Not a member yet?
Already a member?

If clauses with se: Italian grammar lesson 39

Sign up for free to mark this post as completed.
Sign up for free to bookmark this post.
Sign up for free for a printer-friendly version.
To practice this grammar topic, take Lesson 39 of Ripeti Con Me!

Table of Contents

If clauses

In today’s short lesson, we’re going to learn something very important and common in Italian: if clauses with se. You might be wondering what we’re talking about. Well, an “if clause” is a phrase that indicates a condition and is usually followed by a phrase that refers to a consequence. There are many different types of “if clauses”. For now, we’re only going to focus on the easiest ones: the ones that refer to realistic hypotheses. Before we go into detail in Italian, let’s have a look at some “if clauses” in English.

  • If it rains, people don’t go to the beach.
  • If you heat ice, it melts.
  • If you talk to me like that, I won’t come.
  • If we get there late, we’ll miss the train.

As you can see, the “if clause” indicates the condition, the other clause refers to the consequence.

If clauses Italian

If clauses with se
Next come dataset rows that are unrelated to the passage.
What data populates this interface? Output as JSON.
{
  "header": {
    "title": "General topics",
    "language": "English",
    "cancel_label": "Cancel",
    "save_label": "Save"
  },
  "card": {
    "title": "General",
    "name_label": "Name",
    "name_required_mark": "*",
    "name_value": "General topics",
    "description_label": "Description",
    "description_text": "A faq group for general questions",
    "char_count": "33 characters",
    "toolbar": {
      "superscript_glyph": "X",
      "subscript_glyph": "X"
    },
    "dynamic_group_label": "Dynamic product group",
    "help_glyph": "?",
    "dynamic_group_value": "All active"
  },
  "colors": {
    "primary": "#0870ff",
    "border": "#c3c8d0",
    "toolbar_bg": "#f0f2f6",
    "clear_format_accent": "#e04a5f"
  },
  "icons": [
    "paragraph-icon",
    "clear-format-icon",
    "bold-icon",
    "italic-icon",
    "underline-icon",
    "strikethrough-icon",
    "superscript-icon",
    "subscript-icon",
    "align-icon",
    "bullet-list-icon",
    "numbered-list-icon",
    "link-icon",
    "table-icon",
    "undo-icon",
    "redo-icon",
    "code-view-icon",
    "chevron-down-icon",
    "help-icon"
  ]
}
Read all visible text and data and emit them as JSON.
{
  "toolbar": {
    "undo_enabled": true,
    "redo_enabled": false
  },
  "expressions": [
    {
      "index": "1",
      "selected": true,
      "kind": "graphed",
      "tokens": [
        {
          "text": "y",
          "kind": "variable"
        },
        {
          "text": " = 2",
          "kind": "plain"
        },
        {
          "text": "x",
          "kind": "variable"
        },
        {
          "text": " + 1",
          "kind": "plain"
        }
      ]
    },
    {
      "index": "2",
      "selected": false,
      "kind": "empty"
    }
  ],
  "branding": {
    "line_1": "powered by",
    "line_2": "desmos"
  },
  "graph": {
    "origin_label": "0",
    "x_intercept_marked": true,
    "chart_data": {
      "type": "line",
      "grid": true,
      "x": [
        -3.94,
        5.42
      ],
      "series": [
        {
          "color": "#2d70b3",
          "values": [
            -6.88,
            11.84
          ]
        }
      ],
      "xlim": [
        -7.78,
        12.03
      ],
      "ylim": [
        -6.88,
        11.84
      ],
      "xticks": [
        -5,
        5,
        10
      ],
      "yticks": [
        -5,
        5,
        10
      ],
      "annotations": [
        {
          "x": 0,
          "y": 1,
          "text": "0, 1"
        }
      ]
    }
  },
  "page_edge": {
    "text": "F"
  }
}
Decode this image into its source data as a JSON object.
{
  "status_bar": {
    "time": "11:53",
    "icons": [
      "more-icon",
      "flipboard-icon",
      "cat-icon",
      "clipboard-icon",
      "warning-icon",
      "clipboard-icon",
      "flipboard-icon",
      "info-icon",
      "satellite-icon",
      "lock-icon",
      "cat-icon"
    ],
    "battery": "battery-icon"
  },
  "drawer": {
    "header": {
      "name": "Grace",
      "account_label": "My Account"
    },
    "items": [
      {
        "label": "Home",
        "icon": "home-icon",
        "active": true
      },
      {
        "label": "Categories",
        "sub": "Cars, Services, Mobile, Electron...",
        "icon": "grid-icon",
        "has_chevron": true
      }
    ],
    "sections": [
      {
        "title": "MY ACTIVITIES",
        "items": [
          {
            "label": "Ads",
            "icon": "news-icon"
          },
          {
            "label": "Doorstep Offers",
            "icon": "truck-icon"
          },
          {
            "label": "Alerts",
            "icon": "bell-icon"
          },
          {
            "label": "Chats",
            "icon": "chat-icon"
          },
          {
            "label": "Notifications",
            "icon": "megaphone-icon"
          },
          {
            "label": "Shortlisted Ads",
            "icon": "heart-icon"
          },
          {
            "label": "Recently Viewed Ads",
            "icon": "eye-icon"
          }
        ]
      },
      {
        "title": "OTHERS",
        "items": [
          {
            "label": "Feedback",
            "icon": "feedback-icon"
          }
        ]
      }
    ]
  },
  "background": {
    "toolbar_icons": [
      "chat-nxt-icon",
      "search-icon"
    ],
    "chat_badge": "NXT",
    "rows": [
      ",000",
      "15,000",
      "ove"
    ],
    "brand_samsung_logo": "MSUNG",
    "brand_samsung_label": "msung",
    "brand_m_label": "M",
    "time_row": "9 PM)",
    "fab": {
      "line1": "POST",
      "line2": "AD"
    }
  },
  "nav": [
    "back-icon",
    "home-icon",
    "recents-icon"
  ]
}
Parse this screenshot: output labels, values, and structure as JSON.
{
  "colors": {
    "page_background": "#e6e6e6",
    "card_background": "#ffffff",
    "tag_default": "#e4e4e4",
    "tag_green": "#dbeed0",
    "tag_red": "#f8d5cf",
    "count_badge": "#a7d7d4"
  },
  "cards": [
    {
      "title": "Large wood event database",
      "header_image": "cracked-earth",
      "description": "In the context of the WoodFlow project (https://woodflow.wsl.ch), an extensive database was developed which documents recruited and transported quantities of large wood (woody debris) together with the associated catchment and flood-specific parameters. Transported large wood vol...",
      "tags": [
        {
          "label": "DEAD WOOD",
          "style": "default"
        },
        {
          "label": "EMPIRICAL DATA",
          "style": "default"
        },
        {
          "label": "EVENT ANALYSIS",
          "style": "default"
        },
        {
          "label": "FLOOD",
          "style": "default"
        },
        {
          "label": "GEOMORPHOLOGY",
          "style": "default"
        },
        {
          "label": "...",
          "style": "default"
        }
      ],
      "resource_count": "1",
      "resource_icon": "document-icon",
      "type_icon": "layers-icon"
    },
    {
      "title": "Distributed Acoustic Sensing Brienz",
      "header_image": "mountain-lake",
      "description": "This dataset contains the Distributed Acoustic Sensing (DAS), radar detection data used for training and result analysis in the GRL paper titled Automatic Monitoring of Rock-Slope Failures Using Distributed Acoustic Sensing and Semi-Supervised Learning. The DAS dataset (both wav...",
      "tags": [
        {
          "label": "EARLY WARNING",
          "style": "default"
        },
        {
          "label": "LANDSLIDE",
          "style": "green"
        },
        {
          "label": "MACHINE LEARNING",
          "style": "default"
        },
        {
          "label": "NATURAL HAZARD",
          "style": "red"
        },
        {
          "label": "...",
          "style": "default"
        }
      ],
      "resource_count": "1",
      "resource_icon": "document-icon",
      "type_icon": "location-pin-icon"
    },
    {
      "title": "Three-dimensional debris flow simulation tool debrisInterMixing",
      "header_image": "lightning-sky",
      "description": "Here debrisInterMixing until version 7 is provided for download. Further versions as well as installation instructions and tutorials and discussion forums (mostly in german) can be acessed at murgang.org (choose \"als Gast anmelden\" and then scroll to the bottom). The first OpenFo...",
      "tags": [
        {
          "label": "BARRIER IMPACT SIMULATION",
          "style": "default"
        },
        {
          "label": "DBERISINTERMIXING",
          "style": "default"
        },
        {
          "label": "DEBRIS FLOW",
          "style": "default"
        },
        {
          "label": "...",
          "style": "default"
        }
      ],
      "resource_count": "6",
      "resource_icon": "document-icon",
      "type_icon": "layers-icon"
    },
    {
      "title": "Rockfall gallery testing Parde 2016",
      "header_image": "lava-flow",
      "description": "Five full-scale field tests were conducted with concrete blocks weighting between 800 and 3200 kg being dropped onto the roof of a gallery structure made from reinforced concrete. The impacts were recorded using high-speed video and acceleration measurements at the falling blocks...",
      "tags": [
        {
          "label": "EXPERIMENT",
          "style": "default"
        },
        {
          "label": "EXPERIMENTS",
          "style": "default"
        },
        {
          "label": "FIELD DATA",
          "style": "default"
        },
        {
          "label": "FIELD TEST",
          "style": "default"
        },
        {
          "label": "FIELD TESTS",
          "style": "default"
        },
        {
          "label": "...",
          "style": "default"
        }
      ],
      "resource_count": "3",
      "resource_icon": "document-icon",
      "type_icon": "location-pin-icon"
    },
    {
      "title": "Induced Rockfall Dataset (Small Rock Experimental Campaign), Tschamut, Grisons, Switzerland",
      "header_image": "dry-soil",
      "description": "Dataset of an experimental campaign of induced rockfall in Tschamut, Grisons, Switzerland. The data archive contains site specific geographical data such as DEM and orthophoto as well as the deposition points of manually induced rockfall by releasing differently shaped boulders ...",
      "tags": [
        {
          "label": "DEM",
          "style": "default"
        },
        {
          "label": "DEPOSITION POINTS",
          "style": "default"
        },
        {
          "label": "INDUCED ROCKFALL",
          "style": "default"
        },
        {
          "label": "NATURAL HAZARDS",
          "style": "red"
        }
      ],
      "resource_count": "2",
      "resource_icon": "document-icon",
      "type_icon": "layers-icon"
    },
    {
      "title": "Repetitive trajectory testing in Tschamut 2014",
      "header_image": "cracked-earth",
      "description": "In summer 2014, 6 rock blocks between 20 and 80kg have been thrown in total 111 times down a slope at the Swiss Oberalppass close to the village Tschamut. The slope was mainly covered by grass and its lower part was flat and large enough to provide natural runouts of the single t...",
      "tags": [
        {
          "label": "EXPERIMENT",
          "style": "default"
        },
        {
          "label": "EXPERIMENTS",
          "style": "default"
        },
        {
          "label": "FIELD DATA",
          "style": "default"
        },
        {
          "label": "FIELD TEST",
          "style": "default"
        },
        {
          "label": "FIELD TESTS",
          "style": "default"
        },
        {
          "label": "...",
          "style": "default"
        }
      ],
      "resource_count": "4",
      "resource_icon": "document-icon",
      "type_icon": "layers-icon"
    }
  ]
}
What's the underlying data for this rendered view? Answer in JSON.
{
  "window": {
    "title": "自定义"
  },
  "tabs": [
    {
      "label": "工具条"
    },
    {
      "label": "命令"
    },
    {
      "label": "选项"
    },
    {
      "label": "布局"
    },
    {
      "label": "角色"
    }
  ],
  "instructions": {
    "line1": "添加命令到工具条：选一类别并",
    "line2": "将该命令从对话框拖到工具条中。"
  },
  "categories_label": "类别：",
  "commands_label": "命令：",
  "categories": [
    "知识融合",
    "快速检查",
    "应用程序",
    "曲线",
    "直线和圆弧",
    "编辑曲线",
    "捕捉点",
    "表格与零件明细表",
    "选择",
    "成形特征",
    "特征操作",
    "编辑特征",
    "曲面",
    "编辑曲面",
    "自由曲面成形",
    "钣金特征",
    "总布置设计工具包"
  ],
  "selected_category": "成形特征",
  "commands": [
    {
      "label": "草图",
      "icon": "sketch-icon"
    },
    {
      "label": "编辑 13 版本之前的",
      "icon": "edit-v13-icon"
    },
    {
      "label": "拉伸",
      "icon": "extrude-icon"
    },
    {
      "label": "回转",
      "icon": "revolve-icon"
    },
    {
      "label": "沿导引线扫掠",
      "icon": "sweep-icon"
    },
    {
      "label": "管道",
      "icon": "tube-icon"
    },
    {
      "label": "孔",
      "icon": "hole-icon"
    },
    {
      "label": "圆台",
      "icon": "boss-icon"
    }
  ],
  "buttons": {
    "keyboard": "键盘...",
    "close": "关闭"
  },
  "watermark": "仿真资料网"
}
In Italian, instead of “if” we use the short word se. If you spot this tiny word, you’ll know people are talking about a hypothetical situation. As we said, we’re going to focus on realistic hypotheses. There are four different combinations. We’ll first look at the structures and we’ll then give you examples for you to understand.

1. Se + present indicative + present indicative

Conditional Clauses in Italian

2. Se + present indicative + future indicative

3. Se + future indicative + future indicative

4. Se + present tense + imperative

We use these four combinations to talk about something that’s either happening in the present, or that will surely happen soon/has a high chance of happening. It’s up to you to choose which one you’ll use, depending on what you’re referring to.

If clauses with se

Se: examples

We’re going to go in order, so make sure you check what we just explained.

1. Se non capisci, te lo spiego.
If you don’t understand, I explain it to you.

2. Se non studio, non passerò l’esame.
If I don’t study, I won’t pass the exam.

3. Se non verrà, non le parlerò piu.
If she doesn’t come, I won’t speak to her again.

4. Se vai al supermercato, comprami la pasta.
If you go to the supermarket, buy me some pasta.

Se if clauses

Se is often used together with altrimenti (else, otherwise).

To practice this grammar topic, take Lesson 39 of Ripeti Con Me!

Leave a Reply

Share on facebook
Share on twitter
Share on linkedin
Share on pinterest
Share on reddit

You might also like...

How to say “I like” in Italian? Learn the grammar with simple rules and examples and practice with audio lessons.
How to learn Italian irregular verbs and articles? Good question! Learning Italian irregular verbs and articles takes time but it’s totally feasible. Here’s all you need: Good memory Good attitude...
Italian words ending in vowels Before we give you a more insightful explanation, let’s review some grammatical rules concerning nouns (things, people, ideas) and adjectives (words describing nouns). They might...
How to use "proprio" in Italian? Learn the grammar with simple rules and examples and practice with audio lessons.

Get my free updates in your mailbox...

Join
0 +
subscribers!
You may easily unsubscribe at any time.
stefano 1

Go premium

stefano

Join for free

square e1554257578857 o5t21enzk19ssqmyyki2t2qt4nafhx9jqsvgu870u8
What would you like to see on FluentSimple?

This form is anonymous. ;)